Work out how many lines of the material contain the string "Adding". Respond with the number only.
(Beginning of Input)
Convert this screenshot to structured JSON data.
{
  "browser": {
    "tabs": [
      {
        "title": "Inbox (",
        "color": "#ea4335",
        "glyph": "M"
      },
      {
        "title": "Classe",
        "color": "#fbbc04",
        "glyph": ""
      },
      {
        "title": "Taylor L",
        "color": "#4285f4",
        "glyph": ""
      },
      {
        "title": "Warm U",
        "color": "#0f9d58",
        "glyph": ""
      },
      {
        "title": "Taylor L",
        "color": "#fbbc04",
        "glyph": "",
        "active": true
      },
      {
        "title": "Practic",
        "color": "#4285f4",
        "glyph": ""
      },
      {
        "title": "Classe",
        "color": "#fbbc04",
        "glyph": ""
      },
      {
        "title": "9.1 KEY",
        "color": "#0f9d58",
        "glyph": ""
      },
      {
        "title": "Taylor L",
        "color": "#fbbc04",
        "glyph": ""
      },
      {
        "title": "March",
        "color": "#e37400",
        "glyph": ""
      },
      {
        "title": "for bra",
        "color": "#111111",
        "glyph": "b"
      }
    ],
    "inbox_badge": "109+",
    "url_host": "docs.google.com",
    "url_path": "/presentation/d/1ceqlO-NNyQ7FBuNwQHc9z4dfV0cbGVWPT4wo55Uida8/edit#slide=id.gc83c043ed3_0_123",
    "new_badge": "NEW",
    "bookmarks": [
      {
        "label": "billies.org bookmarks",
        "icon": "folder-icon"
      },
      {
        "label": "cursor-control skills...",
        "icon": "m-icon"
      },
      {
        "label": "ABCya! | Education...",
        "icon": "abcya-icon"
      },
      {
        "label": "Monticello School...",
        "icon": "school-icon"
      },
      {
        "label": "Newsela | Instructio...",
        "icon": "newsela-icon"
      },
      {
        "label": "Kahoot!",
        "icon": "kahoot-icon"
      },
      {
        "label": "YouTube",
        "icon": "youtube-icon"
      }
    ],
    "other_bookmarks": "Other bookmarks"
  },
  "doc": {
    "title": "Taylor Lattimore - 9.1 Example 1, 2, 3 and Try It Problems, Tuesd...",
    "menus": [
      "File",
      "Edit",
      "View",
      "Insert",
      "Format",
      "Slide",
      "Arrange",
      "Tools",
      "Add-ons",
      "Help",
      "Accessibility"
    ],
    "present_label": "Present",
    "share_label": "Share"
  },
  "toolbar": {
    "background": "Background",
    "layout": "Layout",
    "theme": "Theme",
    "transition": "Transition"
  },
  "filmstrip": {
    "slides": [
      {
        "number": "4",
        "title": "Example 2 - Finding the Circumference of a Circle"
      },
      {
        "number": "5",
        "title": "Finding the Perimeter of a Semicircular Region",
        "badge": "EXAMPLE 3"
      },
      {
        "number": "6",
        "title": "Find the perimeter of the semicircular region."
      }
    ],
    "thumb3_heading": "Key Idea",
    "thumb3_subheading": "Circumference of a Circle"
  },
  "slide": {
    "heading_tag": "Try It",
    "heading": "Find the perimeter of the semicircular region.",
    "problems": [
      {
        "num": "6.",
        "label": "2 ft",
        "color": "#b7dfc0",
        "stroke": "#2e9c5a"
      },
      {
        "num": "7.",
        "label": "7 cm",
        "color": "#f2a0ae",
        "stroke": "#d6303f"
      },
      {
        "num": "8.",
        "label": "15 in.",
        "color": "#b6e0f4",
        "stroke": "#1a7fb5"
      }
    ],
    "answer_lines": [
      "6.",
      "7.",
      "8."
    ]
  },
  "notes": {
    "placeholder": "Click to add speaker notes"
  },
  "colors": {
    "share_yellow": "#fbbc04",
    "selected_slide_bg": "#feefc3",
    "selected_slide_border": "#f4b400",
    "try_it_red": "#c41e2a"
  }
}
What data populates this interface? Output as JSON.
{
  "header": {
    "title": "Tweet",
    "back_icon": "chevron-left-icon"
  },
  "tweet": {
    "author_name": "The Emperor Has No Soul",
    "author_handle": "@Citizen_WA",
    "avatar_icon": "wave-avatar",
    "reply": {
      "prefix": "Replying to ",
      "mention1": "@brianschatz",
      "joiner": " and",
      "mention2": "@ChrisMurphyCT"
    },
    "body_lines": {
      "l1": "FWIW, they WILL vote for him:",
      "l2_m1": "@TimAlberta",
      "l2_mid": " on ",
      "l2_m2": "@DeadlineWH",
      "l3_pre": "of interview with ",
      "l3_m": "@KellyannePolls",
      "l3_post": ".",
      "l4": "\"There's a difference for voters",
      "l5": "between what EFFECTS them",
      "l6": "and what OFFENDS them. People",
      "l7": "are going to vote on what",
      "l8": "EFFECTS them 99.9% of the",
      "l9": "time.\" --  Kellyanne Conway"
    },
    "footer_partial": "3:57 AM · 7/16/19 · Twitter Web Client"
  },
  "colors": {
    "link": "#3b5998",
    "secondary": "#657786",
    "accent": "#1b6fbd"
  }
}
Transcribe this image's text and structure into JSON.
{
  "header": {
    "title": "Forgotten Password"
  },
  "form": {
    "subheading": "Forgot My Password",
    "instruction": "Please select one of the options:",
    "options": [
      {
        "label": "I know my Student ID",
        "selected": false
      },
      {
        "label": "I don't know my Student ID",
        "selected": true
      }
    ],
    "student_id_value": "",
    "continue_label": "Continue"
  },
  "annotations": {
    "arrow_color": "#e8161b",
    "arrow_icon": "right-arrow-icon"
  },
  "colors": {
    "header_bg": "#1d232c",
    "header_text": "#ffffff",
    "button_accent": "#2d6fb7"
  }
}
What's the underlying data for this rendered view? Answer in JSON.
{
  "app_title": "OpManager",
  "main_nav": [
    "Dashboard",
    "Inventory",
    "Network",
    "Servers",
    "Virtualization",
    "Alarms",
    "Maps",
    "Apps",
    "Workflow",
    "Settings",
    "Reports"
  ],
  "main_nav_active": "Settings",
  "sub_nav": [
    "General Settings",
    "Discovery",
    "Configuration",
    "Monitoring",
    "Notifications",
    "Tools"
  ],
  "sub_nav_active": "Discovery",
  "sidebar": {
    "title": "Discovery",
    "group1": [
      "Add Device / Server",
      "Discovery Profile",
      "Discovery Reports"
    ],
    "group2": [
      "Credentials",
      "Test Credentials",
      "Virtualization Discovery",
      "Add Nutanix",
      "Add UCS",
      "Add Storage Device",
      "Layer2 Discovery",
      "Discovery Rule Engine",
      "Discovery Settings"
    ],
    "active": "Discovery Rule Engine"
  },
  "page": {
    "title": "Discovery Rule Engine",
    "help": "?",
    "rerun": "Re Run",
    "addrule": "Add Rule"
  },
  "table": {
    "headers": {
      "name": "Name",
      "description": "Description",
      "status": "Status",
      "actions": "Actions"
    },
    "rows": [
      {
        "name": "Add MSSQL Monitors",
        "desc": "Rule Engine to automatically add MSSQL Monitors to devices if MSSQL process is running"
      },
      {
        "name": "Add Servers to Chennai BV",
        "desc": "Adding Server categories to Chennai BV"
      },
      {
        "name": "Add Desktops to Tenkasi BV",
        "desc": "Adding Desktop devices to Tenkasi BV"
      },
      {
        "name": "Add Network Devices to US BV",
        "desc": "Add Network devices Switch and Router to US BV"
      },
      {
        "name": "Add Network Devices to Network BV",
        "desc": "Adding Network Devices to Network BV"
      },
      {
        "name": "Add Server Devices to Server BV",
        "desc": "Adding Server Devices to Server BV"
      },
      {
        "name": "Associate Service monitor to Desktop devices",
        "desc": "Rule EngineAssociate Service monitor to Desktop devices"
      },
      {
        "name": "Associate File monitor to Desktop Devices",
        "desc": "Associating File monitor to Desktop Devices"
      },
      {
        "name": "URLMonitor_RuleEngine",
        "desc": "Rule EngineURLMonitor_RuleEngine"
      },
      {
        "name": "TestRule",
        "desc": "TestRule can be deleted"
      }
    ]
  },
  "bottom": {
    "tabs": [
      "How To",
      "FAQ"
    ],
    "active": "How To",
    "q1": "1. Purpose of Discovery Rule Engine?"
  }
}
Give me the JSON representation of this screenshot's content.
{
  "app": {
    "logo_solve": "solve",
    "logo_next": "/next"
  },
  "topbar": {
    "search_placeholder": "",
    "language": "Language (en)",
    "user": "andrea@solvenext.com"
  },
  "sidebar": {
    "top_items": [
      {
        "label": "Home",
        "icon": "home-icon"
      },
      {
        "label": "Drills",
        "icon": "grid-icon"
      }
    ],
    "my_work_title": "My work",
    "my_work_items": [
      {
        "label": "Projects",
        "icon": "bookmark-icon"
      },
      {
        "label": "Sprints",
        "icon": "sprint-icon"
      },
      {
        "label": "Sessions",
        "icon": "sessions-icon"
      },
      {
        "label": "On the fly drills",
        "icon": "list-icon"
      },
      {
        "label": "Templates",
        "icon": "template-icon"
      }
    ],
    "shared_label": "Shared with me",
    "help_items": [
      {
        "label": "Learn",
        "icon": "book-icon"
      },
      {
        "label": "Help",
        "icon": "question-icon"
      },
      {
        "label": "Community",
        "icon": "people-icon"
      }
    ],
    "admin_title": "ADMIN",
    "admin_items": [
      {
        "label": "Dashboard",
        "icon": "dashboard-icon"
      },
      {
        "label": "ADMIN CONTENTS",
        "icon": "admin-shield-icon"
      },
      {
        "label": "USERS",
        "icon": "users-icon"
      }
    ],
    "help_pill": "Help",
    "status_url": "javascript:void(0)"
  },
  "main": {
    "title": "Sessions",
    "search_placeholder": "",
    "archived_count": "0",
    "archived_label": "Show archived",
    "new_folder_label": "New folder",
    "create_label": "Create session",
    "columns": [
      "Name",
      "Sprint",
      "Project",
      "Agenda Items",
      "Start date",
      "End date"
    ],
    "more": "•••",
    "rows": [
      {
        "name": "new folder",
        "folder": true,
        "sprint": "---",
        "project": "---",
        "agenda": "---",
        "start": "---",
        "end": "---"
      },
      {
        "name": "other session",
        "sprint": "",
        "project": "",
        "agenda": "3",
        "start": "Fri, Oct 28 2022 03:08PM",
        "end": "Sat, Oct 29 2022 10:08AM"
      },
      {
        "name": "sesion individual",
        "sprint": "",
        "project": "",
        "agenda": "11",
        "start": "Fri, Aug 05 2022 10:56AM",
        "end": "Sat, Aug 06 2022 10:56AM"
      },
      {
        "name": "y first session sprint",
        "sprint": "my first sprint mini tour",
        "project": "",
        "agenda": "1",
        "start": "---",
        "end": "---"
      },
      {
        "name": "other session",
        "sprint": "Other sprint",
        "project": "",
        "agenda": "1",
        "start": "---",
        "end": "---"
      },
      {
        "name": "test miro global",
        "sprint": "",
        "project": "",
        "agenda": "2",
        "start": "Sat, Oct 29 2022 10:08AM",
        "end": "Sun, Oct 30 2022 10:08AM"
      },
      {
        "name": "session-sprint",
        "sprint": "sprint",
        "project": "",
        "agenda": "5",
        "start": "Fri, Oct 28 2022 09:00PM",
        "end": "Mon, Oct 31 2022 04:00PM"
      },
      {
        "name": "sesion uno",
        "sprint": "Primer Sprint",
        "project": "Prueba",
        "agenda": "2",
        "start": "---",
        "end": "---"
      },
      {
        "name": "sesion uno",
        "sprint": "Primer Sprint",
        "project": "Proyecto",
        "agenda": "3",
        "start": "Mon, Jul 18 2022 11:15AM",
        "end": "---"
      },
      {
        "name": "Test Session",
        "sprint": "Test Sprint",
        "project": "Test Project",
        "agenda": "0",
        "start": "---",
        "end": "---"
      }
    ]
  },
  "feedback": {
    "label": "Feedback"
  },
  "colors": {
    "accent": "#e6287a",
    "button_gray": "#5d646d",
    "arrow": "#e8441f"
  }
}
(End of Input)
Written response: 4